◆ Exercise directions
Some lines in the material below hold the word "Welcome". Copy all of them.

◆ Extracted entries
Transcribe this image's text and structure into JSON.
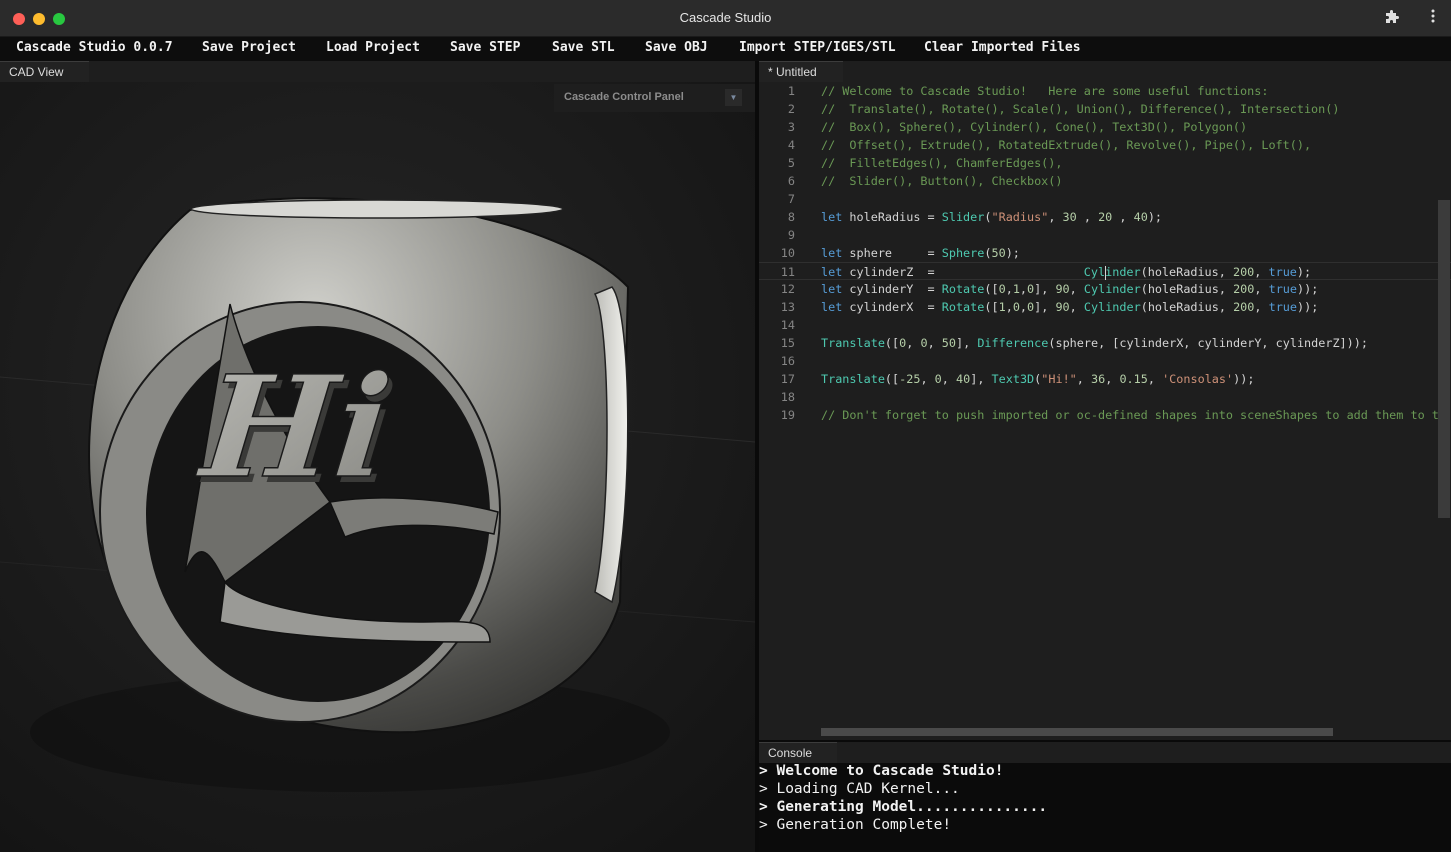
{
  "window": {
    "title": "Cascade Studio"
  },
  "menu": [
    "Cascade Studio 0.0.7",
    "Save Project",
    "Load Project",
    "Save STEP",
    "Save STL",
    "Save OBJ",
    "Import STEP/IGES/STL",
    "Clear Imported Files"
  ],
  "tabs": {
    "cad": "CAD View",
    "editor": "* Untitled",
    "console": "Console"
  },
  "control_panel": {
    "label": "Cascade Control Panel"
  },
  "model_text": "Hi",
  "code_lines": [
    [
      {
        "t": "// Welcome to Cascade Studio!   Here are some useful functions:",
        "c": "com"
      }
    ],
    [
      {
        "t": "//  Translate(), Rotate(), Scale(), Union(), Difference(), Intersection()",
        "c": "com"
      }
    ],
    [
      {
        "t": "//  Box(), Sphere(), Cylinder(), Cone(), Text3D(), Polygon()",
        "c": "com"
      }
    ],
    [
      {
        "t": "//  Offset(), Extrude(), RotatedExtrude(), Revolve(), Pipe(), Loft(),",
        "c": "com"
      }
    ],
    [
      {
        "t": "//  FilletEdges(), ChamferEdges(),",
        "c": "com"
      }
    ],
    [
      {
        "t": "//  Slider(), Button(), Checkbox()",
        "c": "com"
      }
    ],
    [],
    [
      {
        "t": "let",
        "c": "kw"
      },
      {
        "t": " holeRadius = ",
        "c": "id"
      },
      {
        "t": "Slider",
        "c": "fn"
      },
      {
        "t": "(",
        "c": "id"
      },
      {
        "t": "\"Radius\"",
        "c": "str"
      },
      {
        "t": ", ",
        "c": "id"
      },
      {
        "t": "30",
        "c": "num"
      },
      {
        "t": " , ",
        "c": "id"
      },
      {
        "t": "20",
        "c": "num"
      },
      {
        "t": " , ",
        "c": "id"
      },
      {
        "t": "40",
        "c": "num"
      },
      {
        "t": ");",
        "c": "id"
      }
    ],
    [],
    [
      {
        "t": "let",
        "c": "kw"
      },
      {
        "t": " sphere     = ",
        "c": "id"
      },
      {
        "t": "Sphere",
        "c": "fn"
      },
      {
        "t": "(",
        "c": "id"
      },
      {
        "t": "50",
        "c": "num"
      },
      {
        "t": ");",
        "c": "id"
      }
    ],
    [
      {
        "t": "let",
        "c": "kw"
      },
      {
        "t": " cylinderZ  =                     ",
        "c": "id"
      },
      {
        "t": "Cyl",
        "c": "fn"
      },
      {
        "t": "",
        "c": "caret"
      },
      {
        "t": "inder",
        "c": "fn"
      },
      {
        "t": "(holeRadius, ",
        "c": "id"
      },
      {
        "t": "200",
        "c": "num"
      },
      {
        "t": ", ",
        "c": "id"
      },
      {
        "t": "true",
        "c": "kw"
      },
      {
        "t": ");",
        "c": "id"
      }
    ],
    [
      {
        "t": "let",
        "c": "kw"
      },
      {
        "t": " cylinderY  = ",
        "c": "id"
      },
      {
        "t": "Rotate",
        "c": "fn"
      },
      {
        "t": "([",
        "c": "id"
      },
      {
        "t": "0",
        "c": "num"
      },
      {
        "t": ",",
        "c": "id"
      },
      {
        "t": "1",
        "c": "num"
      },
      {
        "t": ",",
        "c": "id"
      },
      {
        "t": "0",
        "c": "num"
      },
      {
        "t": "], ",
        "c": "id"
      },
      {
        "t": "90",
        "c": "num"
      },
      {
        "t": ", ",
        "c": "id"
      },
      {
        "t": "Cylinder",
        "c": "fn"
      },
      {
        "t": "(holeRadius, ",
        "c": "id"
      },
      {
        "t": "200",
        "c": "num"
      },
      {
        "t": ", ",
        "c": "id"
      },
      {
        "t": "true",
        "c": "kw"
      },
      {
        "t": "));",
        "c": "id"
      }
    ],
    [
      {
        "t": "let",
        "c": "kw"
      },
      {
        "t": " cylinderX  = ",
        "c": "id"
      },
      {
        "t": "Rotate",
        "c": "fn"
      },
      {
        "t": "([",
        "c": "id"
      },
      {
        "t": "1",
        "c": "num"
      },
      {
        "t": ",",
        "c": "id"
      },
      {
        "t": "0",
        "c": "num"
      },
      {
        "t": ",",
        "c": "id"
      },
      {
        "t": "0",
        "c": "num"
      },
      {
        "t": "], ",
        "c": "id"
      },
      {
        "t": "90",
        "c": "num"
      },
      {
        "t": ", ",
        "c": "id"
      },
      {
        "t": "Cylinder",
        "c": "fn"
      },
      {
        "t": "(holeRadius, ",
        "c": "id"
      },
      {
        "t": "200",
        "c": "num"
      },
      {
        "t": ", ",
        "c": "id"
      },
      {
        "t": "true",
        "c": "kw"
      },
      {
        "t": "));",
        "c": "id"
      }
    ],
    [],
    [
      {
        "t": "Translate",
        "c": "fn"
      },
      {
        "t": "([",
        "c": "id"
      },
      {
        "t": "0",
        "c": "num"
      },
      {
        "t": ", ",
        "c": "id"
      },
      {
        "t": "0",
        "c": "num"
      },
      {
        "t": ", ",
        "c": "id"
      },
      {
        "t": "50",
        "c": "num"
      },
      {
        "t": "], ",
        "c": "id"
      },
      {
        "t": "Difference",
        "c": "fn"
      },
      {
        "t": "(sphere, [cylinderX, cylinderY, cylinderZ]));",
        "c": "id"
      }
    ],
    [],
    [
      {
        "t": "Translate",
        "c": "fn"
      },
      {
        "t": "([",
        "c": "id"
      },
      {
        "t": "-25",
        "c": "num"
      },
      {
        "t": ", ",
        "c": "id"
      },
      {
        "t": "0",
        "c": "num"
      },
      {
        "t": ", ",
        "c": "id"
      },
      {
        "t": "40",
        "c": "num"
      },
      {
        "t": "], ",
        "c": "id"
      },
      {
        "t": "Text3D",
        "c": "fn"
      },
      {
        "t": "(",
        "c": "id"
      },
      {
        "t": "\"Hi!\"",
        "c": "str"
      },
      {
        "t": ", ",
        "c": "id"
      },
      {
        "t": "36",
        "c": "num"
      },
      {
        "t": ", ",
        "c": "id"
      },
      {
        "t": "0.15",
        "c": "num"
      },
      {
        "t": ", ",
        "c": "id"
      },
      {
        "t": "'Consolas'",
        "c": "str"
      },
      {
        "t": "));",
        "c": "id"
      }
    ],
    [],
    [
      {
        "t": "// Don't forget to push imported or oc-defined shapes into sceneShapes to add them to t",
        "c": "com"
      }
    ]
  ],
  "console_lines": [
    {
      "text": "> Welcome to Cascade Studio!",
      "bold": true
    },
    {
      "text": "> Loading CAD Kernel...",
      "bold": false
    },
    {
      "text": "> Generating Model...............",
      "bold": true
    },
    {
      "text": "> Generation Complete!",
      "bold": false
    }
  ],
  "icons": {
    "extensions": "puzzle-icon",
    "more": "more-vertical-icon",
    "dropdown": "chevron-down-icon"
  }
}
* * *
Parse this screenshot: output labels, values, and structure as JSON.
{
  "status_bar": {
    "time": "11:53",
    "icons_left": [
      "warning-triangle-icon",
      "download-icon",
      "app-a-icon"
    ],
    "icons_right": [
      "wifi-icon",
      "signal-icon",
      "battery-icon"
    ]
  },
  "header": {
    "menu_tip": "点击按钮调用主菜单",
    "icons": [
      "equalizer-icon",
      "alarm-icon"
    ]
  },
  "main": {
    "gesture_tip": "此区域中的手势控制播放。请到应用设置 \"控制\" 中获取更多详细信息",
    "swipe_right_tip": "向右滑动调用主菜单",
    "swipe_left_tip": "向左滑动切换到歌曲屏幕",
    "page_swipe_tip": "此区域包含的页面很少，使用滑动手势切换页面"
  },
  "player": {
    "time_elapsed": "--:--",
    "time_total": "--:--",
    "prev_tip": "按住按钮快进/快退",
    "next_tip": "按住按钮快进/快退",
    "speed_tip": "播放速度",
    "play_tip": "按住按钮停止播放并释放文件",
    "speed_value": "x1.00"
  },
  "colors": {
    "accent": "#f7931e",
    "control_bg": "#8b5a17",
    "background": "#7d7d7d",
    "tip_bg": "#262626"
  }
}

◆ Answer to the exercise
        "t": "// Welcome to Cascade Studio!   Here are some useful functions:",
      "text": "> Welcome to Cascade Studio!",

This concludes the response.